    Norway: Sunnylvsfjord. Go Now!

    Known for its natural beauty, Norway is home to isolated villages, fjords, and mountains that create a culture and landscape without compare. Begin Your Journey!

  • Vatican City!

    Vatican City: Vatican Museums. Go Now!

    Vatican City
    The smallest country in the world offers the heart of Catholicism and among the world's finest art collections, including the Sistine Chapel and the Raphael Rooms (ceiling pictured). Go to Vatican City!

  • Macedonia!

    Macedonia: Traditional architecture. Go Now!

    Macedonia is a country still finding its unique identity, but its architecture is already one of a kind. Explore Macedonia!

  • Austria!

    Austria: Belvedere Palace. Go Now!

    Belvedere Palace (pictured) is just one of many palaces found in Vienna. The capital is a good start to Austria, which also features the Alps, the Lakes District, and incredible history & food. Go Now!

  • Spain!

    Spain: Guell Park and Gaudi architecture. Go Now!

    Fusion foods, lively music, historic ruins, and cultural events like the Running of the Bulls and La Tomatina make Spain and Barcelona (pictured) a favorite tourist destination. Explore Spain!

  • Ukraine!

    Ukraine: Traditional Village. Go Now!

    Ukrainian culture is based on village life, particularly that found in the Carpathian Mountains (pictured). Begin Your Journey!

Social Life in Azerbaijan


The Azeris are conservative in most aspects of their lives, much of which is based on their Islamic faith. To a degree they also maintain much of the Soviet mentality as they rarely get involved in other people's personal affairs and tend to keep to themselves when in public. Due to this attitude, the people take offense at few things. Although everyone will notice odd behaviors and cultural abnormalities, rarely will anyone point out your cultural mistakes.

As a visitor to Georgia try to follow the lead of the locals by dressing in alike manner (see below for details), dining in the local etiquette (see our Georgia Dining & Food Page), and avoid sensitive conversation topics, such as politics, finances, and business unless initiated by your local counterpart. Also try to avoid being loud, rude, or showing off wealth.


The dress in Azerbaijan today is reflective of their Soviet past, which introduced western-styled clothing, but it also reflects their Islamic religion, which demands conservative dress. The conservative dress has been the constant for some time, but prior to the Soviet takeover the clothing in Azerbaijan more closely reflected that of many Middle Eastern countries than it did Europe as it does today.

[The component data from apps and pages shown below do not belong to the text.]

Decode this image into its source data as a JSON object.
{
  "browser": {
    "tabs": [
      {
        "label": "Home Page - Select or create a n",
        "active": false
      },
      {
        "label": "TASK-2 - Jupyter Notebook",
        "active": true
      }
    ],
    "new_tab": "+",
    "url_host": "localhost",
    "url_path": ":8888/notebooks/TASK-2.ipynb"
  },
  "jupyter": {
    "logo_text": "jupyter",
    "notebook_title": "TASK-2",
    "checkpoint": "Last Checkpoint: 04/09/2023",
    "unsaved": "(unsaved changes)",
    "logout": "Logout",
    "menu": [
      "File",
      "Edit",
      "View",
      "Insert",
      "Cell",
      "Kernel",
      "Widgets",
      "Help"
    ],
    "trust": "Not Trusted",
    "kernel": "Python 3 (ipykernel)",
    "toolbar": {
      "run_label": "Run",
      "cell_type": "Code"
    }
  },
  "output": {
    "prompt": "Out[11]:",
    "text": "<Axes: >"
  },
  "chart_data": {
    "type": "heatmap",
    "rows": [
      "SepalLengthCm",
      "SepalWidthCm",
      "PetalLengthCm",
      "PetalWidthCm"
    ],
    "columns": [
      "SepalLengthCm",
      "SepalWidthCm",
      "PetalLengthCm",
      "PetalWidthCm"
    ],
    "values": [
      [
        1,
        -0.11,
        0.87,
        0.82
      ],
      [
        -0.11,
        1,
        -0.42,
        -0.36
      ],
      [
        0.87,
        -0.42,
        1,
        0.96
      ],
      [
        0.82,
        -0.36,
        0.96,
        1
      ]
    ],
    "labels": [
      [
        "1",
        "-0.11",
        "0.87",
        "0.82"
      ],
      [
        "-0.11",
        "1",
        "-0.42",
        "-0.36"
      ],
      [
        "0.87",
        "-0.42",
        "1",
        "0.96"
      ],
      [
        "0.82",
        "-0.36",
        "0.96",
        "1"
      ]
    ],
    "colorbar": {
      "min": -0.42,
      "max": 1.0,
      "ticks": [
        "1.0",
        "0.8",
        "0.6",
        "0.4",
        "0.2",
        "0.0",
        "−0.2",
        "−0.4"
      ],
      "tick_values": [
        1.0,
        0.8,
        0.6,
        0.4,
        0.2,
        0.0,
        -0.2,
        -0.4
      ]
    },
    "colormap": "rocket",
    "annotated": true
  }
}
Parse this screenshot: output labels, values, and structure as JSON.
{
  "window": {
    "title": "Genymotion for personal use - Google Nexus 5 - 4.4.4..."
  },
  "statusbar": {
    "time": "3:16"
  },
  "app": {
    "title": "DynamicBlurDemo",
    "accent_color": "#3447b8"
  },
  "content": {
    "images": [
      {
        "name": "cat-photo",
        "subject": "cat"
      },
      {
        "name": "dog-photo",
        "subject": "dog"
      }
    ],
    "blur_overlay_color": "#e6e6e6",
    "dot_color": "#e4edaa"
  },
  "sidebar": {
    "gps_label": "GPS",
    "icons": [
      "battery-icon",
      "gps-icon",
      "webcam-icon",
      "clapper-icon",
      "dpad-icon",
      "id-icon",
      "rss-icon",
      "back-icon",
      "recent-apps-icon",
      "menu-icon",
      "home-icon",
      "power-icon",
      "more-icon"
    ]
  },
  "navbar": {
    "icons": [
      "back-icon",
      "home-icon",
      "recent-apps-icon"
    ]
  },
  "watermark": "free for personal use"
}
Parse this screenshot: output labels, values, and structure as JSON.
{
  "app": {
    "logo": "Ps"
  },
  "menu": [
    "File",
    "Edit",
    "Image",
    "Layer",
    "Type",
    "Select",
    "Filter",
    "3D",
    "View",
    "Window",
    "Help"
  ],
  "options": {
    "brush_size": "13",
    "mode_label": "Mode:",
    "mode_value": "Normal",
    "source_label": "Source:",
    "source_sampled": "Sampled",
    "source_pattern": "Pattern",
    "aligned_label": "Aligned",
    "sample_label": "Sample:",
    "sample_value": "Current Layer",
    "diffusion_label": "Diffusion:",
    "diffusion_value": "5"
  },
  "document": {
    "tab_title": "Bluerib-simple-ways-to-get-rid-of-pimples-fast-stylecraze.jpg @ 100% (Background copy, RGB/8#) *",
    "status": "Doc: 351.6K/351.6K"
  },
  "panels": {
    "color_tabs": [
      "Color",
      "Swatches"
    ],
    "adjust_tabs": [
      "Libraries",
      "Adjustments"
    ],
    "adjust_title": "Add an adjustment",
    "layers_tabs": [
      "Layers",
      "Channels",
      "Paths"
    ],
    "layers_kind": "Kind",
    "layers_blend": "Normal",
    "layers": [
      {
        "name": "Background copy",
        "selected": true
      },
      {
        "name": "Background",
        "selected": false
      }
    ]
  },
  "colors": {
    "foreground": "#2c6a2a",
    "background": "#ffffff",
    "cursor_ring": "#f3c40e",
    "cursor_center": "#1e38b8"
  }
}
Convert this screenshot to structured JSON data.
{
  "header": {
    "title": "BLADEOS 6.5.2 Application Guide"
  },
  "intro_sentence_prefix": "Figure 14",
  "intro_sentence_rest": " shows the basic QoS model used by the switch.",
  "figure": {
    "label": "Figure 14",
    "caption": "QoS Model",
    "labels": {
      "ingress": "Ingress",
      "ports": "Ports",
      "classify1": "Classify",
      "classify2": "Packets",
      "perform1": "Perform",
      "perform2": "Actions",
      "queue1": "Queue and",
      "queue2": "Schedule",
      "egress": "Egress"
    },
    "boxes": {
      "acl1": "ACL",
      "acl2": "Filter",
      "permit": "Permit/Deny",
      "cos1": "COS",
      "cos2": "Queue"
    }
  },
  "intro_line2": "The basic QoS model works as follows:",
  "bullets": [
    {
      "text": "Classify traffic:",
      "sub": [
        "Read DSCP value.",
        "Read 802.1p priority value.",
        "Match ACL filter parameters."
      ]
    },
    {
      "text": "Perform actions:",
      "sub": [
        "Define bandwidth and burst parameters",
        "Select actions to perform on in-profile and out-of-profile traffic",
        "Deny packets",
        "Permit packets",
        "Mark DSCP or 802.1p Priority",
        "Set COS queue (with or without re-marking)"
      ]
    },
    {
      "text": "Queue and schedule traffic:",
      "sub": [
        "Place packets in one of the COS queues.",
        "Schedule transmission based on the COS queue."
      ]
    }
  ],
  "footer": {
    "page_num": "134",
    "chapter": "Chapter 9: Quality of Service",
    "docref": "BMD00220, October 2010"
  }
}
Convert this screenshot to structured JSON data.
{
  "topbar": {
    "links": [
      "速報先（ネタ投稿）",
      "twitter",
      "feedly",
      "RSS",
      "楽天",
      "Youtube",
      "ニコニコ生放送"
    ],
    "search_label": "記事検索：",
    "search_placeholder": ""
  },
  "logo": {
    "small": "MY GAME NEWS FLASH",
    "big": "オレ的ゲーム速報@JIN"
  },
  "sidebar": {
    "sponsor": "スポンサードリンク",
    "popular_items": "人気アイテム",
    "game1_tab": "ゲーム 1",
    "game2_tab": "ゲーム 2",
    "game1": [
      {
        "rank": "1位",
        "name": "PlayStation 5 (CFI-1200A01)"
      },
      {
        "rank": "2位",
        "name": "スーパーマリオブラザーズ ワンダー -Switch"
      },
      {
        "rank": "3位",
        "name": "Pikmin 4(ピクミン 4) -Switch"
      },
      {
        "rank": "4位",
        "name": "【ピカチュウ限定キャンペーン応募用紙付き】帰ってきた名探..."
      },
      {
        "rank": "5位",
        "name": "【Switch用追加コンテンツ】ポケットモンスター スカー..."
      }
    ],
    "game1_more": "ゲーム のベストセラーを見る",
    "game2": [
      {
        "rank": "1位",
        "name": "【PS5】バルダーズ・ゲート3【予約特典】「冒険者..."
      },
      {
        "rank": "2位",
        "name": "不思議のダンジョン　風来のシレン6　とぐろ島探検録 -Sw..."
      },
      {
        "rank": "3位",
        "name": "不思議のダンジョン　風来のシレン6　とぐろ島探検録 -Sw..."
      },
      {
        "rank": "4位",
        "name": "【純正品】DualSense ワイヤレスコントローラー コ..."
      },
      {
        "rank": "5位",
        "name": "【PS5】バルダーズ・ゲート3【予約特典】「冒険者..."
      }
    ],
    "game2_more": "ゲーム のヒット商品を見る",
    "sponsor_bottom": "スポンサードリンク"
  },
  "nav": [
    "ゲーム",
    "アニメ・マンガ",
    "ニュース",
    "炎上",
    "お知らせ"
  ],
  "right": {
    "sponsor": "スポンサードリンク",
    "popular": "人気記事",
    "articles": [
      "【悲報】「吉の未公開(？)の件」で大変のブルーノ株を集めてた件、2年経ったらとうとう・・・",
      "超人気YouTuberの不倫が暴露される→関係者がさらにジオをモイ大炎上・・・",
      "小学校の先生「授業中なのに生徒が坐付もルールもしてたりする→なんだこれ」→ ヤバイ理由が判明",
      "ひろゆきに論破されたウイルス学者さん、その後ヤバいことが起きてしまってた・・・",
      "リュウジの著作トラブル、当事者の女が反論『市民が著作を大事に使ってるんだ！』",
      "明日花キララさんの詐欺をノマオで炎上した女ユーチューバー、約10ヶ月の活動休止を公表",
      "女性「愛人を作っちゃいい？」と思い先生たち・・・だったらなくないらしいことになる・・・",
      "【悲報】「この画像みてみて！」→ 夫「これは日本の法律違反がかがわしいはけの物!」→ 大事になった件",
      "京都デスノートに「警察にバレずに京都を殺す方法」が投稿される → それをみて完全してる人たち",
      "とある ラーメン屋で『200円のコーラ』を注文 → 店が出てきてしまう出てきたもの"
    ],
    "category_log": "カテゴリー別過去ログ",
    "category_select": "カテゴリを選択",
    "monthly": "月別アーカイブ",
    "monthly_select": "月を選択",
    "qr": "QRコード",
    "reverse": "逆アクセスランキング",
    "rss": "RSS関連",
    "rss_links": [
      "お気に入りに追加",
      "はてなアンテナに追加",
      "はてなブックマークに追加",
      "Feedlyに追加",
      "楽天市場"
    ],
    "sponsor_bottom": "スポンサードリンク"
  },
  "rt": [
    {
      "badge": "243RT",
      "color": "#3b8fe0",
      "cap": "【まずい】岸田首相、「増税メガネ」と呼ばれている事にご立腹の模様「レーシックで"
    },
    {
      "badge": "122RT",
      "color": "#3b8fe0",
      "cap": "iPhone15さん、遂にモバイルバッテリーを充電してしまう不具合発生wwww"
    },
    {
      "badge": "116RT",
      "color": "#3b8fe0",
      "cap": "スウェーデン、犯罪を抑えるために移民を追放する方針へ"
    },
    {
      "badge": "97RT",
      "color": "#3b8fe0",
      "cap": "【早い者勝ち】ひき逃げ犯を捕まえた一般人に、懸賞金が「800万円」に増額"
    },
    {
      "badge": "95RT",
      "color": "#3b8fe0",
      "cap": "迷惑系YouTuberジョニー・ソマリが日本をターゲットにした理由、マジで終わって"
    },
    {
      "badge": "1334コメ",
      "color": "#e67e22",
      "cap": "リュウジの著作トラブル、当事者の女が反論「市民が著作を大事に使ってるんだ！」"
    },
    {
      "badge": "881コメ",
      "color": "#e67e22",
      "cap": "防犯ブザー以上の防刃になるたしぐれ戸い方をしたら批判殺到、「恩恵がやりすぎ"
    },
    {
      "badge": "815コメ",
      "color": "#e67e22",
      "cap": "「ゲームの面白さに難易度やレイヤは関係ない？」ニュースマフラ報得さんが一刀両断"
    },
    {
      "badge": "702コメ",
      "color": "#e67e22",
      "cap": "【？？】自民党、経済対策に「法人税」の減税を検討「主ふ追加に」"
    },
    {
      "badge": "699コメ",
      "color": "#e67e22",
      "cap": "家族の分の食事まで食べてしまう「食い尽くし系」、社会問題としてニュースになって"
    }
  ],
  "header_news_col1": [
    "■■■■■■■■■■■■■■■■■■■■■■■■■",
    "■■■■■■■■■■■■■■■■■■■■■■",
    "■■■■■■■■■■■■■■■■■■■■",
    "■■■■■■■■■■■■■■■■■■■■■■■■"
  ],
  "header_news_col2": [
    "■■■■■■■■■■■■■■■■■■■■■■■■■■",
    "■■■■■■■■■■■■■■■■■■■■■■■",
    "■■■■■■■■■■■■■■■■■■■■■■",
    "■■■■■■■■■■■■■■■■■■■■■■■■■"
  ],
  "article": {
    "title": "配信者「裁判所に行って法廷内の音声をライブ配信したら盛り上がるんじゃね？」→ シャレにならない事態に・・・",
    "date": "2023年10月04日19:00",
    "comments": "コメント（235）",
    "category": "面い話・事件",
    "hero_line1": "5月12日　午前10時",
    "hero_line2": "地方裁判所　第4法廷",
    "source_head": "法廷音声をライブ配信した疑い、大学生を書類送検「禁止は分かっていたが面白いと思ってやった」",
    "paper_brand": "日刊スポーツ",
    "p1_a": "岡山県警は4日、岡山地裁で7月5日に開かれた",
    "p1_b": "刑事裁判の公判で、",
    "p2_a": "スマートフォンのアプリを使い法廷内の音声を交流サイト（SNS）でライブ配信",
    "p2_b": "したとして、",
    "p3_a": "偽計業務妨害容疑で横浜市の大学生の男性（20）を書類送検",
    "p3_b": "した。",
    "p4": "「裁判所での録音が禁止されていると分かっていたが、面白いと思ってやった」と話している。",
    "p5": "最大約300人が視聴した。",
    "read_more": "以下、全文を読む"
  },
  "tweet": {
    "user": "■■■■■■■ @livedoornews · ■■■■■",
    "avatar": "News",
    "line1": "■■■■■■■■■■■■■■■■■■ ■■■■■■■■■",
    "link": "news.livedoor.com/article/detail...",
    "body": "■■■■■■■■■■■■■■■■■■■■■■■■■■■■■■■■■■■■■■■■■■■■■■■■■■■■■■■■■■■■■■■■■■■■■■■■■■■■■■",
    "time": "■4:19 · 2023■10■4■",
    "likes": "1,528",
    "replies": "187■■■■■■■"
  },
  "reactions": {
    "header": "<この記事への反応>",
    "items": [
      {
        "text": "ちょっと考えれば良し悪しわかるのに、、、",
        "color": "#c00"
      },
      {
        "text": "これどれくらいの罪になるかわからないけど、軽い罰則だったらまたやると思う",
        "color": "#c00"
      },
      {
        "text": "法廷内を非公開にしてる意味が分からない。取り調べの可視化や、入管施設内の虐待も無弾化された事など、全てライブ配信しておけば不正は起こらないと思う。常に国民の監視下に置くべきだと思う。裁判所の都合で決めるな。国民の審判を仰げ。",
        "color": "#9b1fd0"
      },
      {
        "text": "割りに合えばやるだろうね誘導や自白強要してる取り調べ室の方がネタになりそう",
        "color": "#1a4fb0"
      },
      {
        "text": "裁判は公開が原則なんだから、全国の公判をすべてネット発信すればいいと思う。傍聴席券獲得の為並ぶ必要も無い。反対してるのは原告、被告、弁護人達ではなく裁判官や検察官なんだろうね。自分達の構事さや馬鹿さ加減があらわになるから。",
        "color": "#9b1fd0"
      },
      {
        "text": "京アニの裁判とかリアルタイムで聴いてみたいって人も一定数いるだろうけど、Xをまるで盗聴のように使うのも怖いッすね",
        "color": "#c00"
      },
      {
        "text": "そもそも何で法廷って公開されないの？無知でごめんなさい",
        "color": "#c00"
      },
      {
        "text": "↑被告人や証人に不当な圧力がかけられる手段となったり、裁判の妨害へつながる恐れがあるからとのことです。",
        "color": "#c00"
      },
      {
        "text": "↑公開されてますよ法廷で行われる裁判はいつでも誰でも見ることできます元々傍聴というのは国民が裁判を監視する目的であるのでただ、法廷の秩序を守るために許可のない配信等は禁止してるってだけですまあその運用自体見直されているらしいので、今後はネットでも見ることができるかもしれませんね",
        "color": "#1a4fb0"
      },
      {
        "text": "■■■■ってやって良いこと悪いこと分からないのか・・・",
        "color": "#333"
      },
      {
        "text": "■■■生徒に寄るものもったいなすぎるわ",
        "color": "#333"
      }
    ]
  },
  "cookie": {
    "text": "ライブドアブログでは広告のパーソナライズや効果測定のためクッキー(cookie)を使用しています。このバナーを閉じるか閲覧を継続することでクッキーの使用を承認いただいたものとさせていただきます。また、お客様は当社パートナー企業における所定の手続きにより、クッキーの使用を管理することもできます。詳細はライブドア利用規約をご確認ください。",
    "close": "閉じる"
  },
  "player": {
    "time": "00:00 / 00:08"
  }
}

For women, this traditional dress was often based on a shawl called a chadra and a veil called a rubend. These loose-fitting clothes, that entirely covered a women, tended to be brightly colored in pastels or whites. Sometimes a jacket or pants were also worn as were other items based on the region a person was from. For men the historical dress generally included a shirt called a ust koyney, which came in multiple styles, pants, and during the winters tight-fitting coats were common. Both men and women tended to wear something on their heads; women to cover their hair and men for style and warmth. For men this important hat was called a papaq and removing another person's papaq was considered the greatest offense.

Today most Azeris dress in modern western-styled clothing, but due to Islam they tend to dress conservatively as both men and women tend to wear long pants and shirts. However, few Muslim women today cover their hair in Azerbaijan and wearing a facial covering, called a niqab is actually outlawed in Azerbaijan. As a visitor to Azerbaijan it is recommended that you also wear long pants and shirts that at least cover your shoulders at all times. Many foreigners wear shorts, and most Azeris accept this clothing, but wearing long pants and shirts is a great sign of respect. Foreign women are not expected to cover their hair, although in some settings foreign women may feel more comfortable doing so.

This page was last updated: November, 2013